[Data records for software interfaces]
|---|

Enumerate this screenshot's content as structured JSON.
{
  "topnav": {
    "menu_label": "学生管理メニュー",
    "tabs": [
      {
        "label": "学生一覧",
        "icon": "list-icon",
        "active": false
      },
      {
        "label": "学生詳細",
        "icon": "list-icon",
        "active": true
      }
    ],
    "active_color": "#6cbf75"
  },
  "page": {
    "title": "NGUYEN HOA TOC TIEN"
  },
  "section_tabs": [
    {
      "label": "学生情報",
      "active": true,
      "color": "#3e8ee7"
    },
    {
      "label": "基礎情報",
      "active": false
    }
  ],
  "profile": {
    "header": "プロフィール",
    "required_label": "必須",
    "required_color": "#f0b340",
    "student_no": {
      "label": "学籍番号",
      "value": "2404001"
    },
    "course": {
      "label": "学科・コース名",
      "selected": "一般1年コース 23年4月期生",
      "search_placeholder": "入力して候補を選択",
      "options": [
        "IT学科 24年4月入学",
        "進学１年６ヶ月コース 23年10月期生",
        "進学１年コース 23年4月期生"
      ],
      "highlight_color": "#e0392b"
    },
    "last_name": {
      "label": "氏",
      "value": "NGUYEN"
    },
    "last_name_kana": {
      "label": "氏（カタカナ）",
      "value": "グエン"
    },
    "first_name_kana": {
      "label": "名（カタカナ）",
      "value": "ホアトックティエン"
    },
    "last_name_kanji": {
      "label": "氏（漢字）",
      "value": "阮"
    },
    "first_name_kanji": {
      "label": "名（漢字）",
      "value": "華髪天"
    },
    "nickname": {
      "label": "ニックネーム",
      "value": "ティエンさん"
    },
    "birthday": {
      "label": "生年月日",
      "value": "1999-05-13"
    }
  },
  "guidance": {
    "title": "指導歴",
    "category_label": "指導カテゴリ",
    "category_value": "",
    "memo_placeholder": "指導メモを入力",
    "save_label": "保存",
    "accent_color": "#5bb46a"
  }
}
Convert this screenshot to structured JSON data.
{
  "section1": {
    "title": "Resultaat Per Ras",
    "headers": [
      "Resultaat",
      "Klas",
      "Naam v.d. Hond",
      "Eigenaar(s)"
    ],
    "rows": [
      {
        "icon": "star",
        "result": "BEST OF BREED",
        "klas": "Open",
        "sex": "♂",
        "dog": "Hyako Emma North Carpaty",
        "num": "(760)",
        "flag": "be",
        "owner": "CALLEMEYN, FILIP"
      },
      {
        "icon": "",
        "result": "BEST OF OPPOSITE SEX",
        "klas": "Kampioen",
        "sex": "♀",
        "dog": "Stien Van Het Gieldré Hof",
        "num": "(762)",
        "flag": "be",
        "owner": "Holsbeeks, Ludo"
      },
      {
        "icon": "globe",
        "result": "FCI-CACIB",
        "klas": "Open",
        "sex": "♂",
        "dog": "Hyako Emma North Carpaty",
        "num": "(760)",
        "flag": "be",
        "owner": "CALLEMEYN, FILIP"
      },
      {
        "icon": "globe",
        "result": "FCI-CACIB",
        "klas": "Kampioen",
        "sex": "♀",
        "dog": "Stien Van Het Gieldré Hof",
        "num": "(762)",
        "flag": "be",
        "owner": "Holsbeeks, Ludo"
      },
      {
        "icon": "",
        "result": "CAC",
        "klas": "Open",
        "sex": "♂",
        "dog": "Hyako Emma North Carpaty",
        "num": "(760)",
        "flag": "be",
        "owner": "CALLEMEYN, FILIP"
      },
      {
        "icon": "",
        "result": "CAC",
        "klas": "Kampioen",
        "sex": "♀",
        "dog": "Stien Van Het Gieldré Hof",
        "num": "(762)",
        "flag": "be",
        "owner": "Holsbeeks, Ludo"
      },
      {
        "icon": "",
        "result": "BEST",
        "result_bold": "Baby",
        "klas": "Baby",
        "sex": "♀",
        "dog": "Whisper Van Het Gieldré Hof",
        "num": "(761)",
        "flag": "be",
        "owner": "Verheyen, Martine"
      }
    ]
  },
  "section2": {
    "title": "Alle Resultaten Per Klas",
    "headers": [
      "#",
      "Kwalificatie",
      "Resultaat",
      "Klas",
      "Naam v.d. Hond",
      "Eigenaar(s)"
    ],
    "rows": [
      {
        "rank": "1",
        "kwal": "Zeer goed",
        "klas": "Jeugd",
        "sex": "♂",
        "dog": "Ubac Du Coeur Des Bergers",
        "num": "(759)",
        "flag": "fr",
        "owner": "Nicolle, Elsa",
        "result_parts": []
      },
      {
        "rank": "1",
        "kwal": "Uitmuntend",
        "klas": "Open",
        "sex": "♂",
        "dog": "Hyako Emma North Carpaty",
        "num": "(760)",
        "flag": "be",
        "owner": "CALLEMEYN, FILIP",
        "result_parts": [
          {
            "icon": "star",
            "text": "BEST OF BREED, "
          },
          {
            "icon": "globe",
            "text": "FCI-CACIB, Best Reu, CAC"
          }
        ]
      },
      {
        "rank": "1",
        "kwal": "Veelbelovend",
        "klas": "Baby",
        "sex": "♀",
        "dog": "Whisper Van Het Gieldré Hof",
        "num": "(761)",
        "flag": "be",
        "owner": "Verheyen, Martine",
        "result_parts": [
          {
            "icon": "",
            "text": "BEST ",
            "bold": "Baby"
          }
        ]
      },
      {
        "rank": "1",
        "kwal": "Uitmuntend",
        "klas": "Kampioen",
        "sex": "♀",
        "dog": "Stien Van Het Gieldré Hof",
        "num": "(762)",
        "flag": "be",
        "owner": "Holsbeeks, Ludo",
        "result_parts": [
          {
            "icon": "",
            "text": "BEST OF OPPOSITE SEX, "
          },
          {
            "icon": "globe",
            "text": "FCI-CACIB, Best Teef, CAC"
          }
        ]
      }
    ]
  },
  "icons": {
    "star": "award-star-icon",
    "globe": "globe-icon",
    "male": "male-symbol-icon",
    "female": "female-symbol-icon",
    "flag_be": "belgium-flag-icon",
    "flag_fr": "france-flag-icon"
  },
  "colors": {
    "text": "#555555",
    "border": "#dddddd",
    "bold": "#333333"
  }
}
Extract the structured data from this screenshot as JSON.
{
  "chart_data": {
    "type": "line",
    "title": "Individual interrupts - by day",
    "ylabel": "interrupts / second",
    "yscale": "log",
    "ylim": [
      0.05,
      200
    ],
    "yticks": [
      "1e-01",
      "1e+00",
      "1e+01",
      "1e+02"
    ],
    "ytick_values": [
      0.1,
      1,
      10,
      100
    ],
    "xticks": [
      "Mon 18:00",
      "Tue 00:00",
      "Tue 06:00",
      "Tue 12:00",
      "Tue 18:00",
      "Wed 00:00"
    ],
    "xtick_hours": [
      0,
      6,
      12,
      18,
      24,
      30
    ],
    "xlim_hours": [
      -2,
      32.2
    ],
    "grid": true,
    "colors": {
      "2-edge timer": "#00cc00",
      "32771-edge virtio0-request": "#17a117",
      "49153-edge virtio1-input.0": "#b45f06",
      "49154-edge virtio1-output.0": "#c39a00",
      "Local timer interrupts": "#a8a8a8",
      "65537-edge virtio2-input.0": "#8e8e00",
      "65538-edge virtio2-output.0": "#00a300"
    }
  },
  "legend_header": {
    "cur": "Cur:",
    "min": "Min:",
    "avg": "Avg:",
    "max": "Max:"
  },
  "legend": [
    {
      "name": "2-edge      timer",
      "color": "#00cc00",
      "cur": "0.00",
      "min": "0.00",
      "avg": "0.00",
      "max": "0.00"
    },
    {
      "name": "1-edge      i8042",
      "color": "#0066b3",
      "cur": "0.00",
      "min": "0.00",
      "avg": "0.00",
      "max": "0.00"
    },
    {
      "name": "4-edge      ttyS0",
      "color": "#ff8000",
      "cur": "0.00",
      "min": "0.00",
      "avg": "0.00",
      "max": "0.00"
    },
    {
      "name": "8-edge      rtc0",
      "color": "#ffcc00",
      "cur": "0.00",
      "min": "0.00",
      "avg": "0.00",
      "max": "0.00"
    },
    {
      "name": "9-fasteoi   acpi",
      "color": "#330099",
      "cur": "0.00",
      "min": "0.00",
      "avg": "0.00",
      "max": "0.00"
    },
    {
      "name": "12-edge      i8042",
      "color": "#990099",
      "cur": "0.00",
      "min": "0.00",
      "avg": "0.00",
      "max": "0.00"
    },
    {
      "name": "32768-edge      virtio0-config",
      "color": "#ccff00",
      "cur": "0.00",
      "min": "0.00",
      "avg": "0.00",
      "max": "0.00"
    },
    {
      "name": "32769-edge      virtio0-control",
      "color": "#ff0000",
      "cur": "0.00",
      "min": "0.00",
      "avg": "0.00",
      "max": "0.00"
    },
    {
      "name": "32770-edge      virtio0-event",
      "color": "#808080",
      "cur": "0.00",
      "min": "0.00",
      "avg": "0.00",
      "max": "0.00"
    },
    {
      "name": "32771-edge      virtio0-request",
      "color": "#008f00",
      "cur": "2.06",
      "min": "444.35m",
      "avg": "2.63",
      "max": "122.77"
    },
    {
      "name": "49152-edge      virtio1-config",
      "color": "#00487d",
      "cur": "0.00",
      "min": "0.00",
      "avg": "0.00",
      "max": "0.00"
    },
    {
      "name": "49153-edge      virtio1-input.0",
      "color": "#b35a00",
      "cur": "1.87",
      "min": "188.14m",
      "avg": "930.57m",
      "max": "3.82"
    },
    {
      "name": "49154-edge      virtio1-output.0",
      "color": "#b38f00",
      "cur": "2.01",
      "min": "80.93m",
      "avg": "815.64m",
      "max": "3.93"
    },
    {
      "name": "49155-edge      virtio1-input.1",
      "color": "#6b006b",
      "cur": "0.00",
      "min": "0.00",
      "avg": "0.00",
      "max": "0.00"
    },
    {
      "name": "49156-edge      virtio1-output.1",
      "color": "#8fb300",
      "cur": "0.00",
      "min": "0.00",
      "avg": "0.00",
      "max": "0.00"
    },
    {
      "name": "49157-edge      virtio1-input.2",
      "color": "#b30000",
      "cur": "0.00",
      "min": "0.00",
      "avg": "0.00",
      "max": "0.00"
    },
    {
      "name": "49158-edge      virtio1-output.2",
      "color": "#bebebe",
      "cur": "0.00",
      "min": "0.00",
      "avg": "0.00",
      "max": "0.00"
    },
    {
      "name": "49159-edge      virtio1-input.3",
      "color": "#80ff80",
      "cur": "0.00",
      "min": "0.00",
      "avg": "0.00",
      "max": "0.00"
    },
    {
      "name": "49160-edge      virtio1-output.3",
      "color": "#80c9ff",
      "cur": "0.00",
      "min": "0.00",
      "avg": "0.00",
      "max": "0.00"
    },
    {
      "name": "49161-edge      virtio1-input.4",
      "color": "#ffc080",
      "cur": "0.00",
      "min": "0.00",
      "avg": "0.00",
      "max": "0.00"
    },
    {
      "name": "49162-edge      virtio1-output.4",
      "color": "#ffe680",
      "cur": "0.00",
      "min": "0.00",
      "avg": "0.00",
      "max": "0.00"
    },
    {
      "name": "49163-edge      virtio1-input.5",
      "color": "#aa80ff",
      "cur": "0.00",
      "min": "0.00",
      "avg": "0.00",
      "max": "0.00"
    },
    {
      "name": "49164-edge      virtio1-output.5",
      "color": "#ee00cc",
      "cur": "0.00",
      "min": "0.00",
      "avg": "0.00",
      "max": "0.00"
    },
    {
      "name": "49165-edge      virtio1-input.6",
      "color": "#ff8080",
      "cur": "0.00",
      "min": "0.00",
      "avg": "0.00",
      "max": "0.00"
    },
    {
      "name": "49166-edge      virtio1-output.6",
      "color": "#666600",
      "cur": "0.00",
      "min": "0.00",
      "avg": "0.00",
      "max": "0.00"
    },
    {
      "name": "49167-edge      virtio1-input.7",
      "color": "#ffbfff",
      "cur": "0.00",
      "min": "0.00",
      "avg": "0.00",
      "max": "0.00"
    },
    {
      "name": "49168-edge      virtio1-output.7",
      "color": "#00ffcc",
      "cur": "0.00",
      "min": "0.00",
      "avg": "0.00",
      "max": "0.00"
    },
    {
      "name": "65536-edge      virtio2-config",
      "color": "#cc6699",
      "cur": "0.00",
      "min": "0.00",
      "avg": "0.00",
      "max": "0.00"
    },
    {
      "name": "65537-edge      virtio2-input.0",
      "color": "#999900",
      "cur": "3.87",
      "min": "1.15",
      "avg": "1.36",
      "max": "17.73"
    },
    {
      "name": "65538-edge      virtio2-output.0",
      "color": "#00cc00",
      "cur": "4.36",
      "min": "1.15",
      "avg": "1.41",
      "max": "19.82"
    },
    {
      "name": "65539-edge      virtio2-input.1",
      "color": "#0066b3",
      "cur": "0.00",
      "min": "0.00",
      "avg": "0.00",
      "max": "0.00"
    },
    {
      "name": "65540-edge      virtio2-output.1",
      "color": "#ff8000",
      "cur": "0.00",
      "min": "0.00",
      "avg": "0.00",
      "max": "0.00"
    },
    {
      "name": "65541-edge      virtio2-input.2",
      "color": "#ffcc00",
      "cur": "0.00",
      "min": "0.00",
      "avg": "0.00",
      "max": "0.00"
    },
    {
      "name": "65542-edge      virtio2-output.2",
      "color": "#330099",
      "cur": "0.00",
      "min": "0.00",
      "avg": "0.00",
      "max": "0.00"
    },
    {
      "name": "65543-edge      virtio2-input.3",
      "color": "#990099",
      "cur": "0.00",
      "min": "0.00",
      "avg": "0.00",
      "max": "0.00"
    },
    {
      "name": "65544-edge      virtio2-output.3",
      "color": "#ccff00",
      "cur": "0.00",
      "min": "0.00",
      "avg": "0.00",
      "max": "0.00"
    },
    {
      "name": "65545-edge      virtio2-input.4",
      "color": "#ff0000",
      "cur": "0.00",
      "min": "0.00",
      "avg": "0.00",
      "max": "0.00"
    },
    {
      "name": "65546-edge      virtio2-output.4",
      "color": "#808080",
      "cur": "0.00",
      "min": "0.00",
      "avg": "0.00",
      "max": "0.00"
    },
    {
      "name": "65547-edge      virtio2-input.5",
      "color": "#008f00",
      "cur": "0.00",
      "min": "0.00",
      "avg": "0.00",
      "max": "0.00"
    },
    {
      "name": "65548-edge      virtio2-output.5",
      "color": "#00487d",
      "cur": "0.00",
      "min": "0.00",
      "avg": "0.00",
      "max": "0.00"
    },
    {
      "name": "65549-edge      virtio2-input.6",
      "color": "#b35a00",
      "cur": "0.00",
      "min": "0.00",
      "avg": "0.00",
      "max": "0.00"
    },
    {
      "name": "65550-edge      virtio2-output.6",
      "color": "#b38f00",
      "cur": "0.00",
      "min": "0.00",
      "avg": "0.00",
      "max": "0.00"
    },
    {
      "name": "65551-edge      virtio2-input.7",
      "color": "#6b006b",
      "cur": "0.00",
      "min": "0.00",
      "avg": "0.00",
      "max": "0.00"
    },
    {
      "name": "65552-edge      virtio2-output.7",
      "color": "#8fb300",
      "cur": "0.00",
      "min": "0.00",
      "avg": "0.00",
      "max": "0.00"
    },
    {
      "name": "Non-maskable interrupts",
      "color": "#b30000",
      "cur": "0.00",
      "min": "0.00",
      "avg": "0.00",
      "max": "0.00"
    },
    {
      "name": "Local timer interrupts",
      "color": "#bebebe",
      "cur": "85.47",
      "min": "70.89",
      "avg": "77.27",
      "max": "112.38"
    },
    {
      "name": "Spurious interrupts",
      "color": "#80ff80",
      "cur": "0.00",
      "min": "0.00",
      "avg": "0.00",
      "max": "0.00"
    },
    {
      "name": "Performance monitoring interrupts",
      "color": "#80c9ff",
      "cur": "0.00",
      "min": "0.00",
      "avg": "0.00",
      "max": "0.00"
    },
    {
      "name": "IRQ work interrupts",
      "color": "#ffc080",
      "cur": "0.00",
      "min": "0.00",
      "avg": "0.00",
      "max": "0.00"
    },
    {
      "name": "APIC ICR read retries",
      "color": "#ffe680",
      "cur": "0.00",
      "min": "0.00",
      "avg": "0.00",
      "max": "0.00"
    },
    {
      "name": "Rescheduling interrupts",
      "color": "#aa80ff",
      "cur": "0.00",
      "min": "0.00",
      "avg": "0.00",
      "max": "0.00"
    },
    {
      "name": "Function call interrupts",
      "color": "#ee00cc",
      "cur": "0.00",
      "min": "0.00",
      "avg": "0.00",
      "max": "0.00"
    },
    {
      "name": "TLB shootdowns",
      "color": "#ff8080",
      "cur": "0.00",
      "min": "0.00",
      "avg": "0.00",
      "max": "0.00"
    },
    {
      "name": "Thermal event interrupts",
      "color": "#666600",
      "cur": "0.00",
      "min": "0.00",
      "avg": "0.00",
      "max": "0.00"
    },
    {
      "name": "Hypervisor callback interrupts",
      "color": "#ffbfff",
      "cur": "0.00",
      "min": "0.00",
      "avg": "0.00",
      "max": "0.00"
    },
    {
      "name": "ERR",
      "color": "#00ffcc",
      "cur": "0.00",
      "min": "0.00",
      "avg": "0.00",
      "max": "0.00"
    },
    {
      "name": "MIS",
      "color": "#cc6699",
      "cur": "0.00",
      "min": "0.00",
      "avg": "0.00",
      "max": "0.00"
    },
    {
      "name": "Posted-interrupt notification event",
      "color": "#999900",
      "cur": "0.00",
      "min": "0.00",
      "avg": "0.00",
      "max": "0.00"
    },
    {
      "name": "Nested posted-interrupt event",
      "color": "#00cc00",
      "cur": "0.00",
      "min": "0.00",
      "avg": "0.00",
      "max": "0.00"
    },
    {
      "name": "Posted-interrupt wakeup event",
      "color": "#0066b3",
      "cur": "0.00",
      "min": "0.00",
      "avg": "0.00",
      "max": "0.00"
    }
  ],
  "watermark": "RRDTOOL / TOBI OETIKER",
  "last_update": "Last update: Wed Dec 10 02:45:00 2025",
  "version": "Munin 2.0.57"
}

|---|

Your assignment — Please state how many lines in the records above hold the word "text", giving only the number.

Task solution — 6